── Material for the task

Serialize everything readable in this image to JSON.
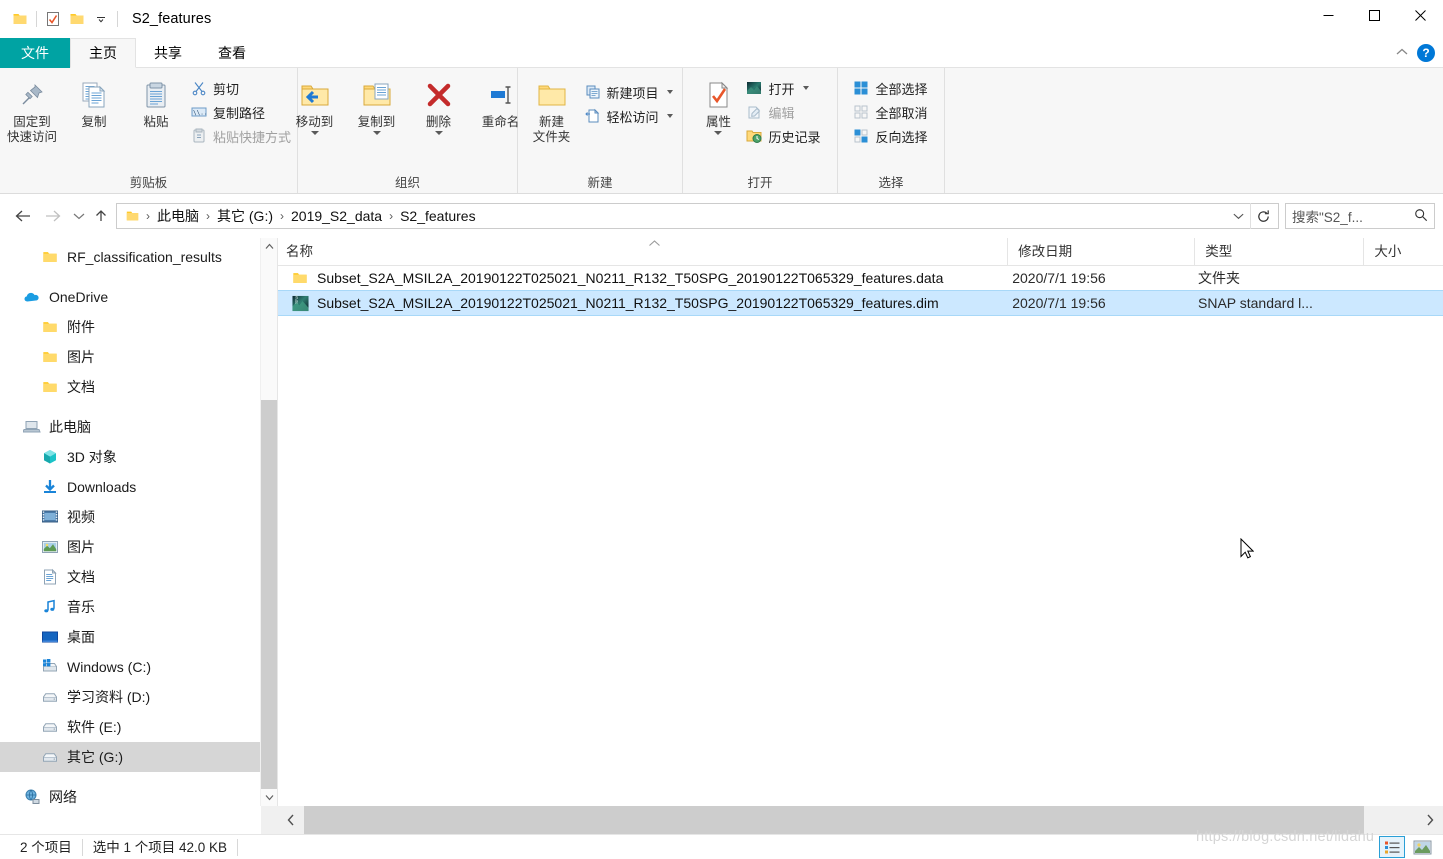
{
  "window": {
    "title": "S2_features",
    "quick_access": [
      "folder-icon",
      "properties-check-icon",
      "new-folder-icon",
      "dropdown-caret"
    ],
    "minimize_label": "—",
    "maximize_label": "□",
    "close_label": "✕",
    "collapse_ribbon_label": "⌃",
    "help_label": "?"
  },
  "tabs": [
    {
      "label": "文件",
      "kind": "file"
    },
    {
      "label": "主页",
      "kind": "active"
    },
    {
      "label": "共享",
      "kind": "normal"
    },
    {
      "label": "查看",
      "kind": "normal"
    }
  ],
  "ribbon": {
    "groups": [
      {
        "title": "剪贴板",
        "big": [
          {
            "label": "固定到\n快速访问",
            "label_line1": "固定到",
            "label_line2": "快速访问",
            "icon": "pin-icon"
          },
          {
            "label": "复制",
            "icon": "copy-icon"
          },
          {
            "label": "粘贴",
            "icon": "paste-icon"
          }
        ],
        "small": [
          {
            "label": "剪切",
            "icon": "scissors-icon",
            "disabled": false
          },
          {
            "label": "复制路径",
            "icon": "copy-path-icon",
            "disabled": false
          },
          {
            "label": "粘贴快捷方式",
            "icon": "paste-shortcut-icon",
            "disabled": true
          }
        ]
      },
      {
        "title": "组织",
        "big": [
          {
            "label": "移动到",
            "icon": "move-to-icon",
            "caret": true
          },
          {
            "label": "复制到",
            "icon": "copy-to-icon",
            "caret": true
          },
          {
            "label": "删除",
            "icon": "delete-icon",
            "caret": true
          },
          {
            "label": "重命名",
            "icon": "rename-icon",
            "caret": false
          }
        ],
        "small": []
      },
      {
        "title": "新建",
        "big": [
          {
            "label_line1": "新建",
            "label_line2": "文件夹",
            "icon": "new-folder-icon"
          }
        ],
        "small": [
          {
            "label": "新建项目",
            "icon": "new-item-icon",
            "caret": true
          },
          {
            "label": "轻松访问",
            "icon": "easy-access-icon",
            "caret": true
          }
        ]
      },
      {
        "title": "打开",
        "big": [
          {
            "label": "属性",
            "icon": "properties-icon",
            "caret": true
          }
        ],
        "small": [
          {
            "label": "打开",
            "icon": "snap-open-icon",
            "caret": true
          },
          {
            "label": "编辑",
            "icon": "edit-icon",
            "disabled": true
          },
          {
            "label": "历史记录",
            "icon": "history-icon"
          }
        ]
      },
      {
        "title": "选择",
        "big": [],
        "small": [
          {
            "label": "全部选择",
            "icon": "select-all-icon"
          },
          {
            "label": "全部取消",
            "icon": "select-none-icon"
          },
          {
            "label": "反向选择",
            "icon": "invert-selection-icon"
          }
        ]
      }
    ]
  },
  "address": {
    "back_label": "←",
    "forward_label": "→",
    "recent_label": "⌄",
    "up_label": "↑",
    "breadcrumbs": [
      "此电脑",
      "其它 (G:)",
      "2019_S2_data",
      "S2_features"
    ],
    "separator": "›",
    "dropdown_label": "⌄",
    "refresh_label": "↻",
    "search_placeholder": "搜索\"S2_f...",
    "search_value": ""
  },
  "sidebar": {
    "items": [
      {
        "label": "RF_classification_results",
        "icon": "folder-icon",
        "indent": 1,
        "selected": false,
        "gap_after": true
      },
      {
        "label": "OneDrive",
        "icon": "onedrive-icon",
        "indent": 0,
        "selected": false
      },
      {
        "label": "附件",
        "icon": "folder-icon",
        "indent": 1,
        "selected": false
      },
      {
        "label": "图片",
        "icon": "folder-icon",
        "indent": 1,
        "selected": false
      },
      {
        "label": "文档",
        "icon": "folder-icon",
        "indent": 1,
        "selected": false,
        "gap_after": true
      },
      {
        "label": "此电脑",
        "icon": "this-pc-icon",
        "indent": 0,
        "selected": false
      },
      {
        "label": "3D 对象",
        "icon": "3d-objects-icon",
        "indent": 1,
        "selected": false
      },
      {
        "label": "Downloads",
        "icon": "downloads-icon",
        "indent": 1,
        "selected": false
      },
      {
        "label": "视频",
        "icon": "videos-icon",
        "indent": 1,
        "selected": false
      },
      {
        "label": "图片",
        "icon": "pictures-icon",
        "indent": 1,
        "selected": false
      },
      {
        "label": "文档",
        "icon": "documents-icon",
        "indent": 1,
        "selected": false
      },
      {
        "label": "音乐",
        "icon": "music-icon",
        "indent": 1,
        "selected": false
      },
      {
        "label": "桌面",
        "icon": "desktop-icon",
        "indent": 1,
        "selected": false
      },
      {
        "label": "Windows (C:)",
        "icon": "windows-drive-icon",
        "indent": 1,
        "selected": false
      },
      {
        "label": "学习资料 (D:)",
        "icon": "drive-icon",
        "indent": 1,
        "selected": false
      },
      {
        "label": "软件 (E:)",
        "icon": "drive-icon",
        "indent": 1,
        "selected": false
      },
      {
        "label": "其它 (G:)",
        "icon": "drive-icon",
        "indent": 1,
        "selected": true,
        "gap_after": true
      },
      {
        "label": "网络",
        "icon": "network-icon",
        "indent": 0,
        "selected": false
      }
    ]
  },
  "filelist": {
    "columns": [
      {
        "key": "name",
        "label": "名称"
      },
      {
        "key": "date",
        "label": "修改日期"
      },
      {
        "key": "type",
        "label": "类型"
      },
      {
        "key": "size",
        "label": "大小"
      }
    ],
    "sort_indicator": "⌃",
    "rows": [
      {
        "name": "Subset_S2A_MSIL2A_20190122T025021_N0211_R132_T50SPG_20190122T065329_features.data",
        "date": "2020/7/1 19:56",
        "type": "文件夹",
        "size": "",
        "icon": "folder-icon",
        "selected": false
      },
      {
        "name": "Subset_S2A_MSIL2A_20190122T025021_N0211_R132_T50SPG_20190122T065329_features.dim",
        "date": "2020/7/1 19:56",
        "type": "SNAP standard l...",
        "size": "",
        "icon": "snap-file-icon",
        "selected": true
      }
    ]
  },
  "statusbar": {
    "item_count": "2 个项目",
    "selection_info": "选中 1 个项目  42.0 KB",
    "view_details_label": "details-view-icon",
    "view_large_label": "large-icons-view-icon"
  },
  "watermark": {
    "text": "https://blog.csdn.net/lidahu"
  },
  "colors": {
    "file_tab": "#00a3a3",
    "selection": "#cce8ff",
    "sidebar_selection": "#d6d6d6",
    "ribbon_bg": "#f7f7f7",
    "accent": "#0078d7",
    "folder_yellow": "#ffd149"
  }
}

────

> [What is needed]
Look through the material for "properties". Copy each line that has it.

> [Written solution]
      "properties-check-icon",
            "icon": "properties-icon",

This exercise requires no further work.